> _App and web page records_
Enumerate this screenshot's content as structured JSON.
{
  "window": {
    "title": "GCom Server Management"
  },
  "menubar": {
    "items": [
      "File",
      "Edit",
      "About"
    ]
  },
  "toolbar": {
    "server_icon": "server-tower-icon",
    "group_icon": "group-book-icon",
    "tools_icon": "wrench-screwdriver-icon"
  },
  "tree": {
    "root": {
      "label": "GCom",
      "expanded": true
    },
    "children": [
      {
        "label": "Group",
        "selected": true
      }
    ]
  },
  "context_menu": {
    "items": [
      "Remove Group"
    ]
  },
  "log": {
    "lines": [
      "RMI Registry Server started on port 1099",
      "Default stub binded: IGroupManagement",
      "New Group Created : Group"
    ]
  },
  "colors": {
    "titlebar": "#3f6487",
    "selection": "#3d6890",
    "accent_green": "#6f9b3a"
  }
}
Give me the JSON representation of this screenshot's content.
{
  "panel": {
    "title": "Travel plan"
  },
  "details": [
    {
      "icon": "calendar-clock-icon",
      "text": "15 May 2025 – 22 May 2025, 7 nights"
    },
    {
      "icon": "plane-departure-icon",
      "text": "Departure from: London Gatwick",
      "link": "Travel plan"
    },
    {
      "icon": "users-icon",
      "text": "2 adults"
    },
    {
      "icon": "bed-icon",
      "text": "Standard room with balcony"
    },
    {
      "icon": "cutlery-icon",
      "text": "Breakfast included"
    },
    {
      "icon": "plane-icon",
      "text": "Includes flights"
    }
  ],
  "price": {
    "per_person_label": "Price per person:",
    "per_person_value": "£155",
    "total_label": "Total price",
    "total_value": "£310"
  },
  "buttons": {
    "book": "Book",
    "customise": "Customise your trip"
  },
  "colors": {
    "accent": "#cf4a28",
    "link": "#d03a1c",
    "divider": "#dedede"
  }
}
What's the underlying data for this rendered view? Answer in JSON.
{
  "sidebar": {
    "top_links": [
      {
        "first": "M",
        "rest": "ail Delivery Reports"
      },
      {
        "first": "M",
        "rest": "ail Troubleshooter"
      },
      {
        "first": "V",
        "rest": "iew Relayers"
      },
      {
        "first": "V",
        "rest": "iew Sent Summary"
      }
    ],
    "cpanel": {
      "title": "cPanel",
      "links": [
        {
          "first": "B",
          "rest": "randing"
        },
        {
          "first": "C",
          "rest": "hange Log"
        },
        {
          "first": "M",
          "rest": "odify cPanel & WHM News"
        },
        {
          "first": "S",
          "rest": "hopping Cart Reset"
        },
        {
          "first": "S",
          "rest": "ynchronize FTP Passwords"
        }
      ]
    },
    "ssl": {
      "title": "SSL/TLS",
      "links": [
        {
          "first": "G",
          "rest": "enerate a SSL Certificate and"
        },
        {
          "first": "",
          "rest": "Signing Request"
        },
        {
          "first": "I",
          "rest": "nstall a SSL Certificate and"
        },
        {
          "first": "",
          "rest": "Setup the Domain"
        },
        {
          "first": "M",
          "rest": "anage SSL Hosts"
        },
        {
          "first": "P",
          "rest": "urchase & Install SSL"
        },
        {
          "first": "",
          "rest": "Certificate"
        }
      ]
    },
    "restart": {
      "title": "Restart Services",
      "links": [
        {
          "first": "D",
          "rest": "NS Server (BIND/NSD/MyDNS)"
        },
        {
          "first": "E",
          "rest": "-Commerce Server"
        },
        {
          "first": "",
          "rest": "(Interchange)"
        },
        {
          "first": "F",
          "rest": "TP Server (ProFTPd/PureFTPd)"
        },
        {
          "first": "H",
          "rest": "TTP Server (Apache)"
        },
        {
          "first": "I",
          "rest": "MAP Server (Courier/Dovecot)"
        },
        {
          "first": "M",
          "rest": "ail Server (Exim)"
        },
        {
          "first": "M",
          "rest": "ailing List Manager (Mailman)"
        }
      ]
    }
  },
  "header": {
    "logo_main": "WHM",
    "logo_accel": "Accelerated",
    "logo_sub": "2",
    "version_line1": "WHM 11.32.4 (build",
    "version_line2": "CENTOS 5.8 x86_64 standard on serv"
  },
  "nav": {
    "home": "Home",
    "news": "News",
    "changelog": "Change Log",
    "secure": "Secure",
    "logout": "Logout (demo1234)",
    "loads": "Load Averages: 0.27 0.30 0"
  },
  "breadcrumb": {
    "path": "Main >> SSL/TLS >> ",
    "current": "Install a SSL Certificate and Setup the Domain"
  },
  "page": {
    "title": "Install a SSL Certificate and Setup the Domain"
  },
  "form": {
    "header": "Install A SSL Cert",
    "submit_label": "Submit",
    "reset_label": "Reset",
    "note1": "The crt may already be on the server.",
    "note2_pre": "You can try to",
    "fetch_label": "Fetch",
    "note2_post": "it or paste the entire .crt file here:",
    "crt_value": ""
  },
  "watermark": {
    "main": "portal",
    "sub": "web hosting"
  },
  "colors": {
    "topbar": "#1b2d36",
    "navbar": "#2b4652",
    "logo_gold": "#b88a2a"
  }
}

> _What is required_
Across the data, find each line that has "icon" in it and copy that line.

> _Answer for this exercise_
    "server_icon": "server-tower-icon",
    "group_icon": "group-book-icon",
    "tools_icon": "wrench-screwdriver-icon"
      "icon": "calendar-clock-icon",
      "icon": "plane-departure-icon",
      "icon": "users-icon",
      "icon": "bed-icon",
      "icon": "cutlery-icon",
      "icon": "plane-icon",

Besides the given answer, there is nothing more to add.